And automatic door circuitry is smart enough to understand who has permission to go through doors, or when someone has been v-tagged as going to a specific location, and the difference between someone walking to a door and walking past a door – but still, they’re not perfectly script-reading, even if they are much better at predicting intentions that purely proximity-sensor based automatic doors.

Trope-a-Day: Creepy Monotone

Creepy Monotone: While they don’t really intend to, more than a few Imperials come off this way (even if it’s actually more of a calm monotone, really) to more naturally-emotive cultures.  It’s another minor drawback/side effect of the calmness/rationality/serenity that comes from having your emotional state managed and self-control enhanced by the artificial part of your brain – well, I say drawback, but that’s only from the point of view of baseline humans and other members of the appallingly emotionally labile set.

Also see: Dissonant Serenity.

Trope-a-Day: Dissonant Serenity

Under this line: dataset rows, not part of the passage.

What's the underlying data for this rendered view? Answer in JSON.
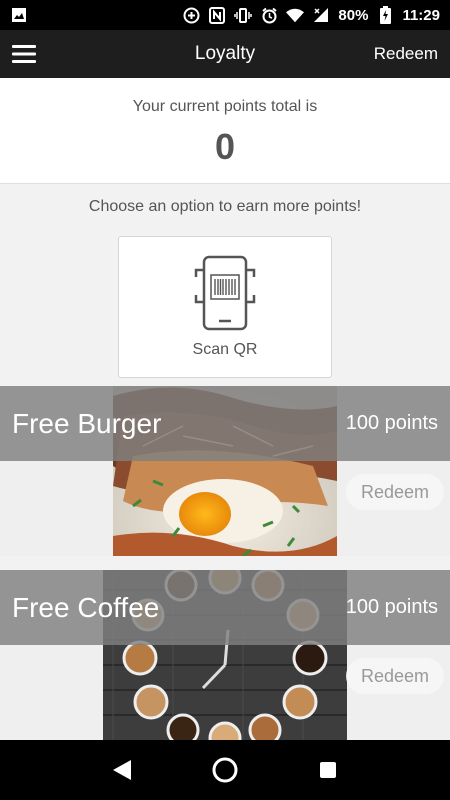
{
  "status_bar": {
    "battery": "80%",
    "time": "11:29",
    "icons": [
      "image-icon",
      "data-saver-icon",
      "nfc-icon",
      "vibrate-icon",
      "alarm-icon",
      "wifi-icon",
      "signal-icon",
      "battery-charging-icon"
    ]
  },
  "app_bar": {
    "title": "Loyalty",
    "redeem_label": "Redeem",
    "menu_icon": "hamburger-menu-icon"
  },
  "points": {
    "label": "Your current points total is",
    "value": "0"
  },
  "earn": {
    "label": "Choose an option to earn more points!",
    "scan_label": "Scan QR",
    "scan_icon": "phone-barcode-icon"
  },
  "rewards": [
    {
      "title": "Free Burger",
      "points": "100 points",
      "redeem_label": "Redeem",
      "image": "burger-photo"
    },
    {
      "title": "Free Coffee",
      "points": "100 points",
      "redeem_label": "Redeem",
      "image": "coffee-cups-photo"
    }
  ],
  "colors": {
    "app_bar": "#1e1e1e",
    "banner": "#808080",
    "text_muted": "#555555"
  }
}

Dissonant Serenity: Actually very common among Imperials, for two reasons.  First, the standard modification to the epinephrine system to make it promote rather than suppress higher-level prefrontal/frontal brain functions, on the grounds that most disasters, crises and battles one runs into in the modern world require more advanced problem-solving routines than “run away/hit it with a stick”; and second, the emotional-control response triggered in the artificial part of the brain by any off-the-shelf set of crisis-management routines, never mind a full battle program suite, because that works so much better than getting all frothy-brained.

As such, walking through crises and disasters and battles in a calm, rational, and yes, serene manner is a positive trademark of these chaps.  And they have – despite the usual lamentable tendency to melodrama – some of the coldest rages you can imagine.  (Do not confuse a sense of the dramatically appropriate for emotional compromise.  That never works out well.)

Trope-a-Day: Brain-Computer Interface

Brain Computer Interface: The most ubiquitous kind of cybernetic implant, although the modern ones are mostly grown in place.  The most modern ones, the neural laces, are functionally part of your brain architecture and so behave like actual extra senses/limbs/memories and faster, more accurate thoughts once you learn the right way to think to activate them.  The older generation, the virtual interface implants (VIIs) were less sophisticated, just behaving as wearables that you didn’t have to actually wear.

This Is Your Brain On Data


A mental condition caused by intelligence enhancement, infostarvation is the result of the capacity of the mind to process information exceeding the bandwidth available to it to access information, leading to, in effect, intense boredom – if not of the whole mind, at least of part of it.

While this was not unknown in the early days of intelligence enhancement, it is rarer in modern times which permit additional I/O bandwidth to be added to the brain, often in the form of dataweave connectivity; and which permit parallel metacortical threads and exoself agents to be spun-down as needed. However, it remains possible for infostarvation to be triggered by travel to areas either of constrained bandwidth or lacking in network connectivity, since it is easily possible for modern core intellects to exceed the capacity of natural sensoria.


A morbid or pathological fear of not knowing things, commonly experienced by members of cultures in which use of group shared-memories, mnemonic interfaces (permitting one to remember reference material as if it was part of one’s own memory), neural interfaces, or even wearables is widespread upon visiting less developed cultures where compatible V-tags and reference databases for everyday objects and individuals are not available; the phobia itself is triggered upon encountering unknown individuals and non-described objects. Specific symptoms include compulsive memorization of any available reference material, undue social and technical awkwardness, denial, and flight response.

– Manual of Mental Diagnostics, 271st ed.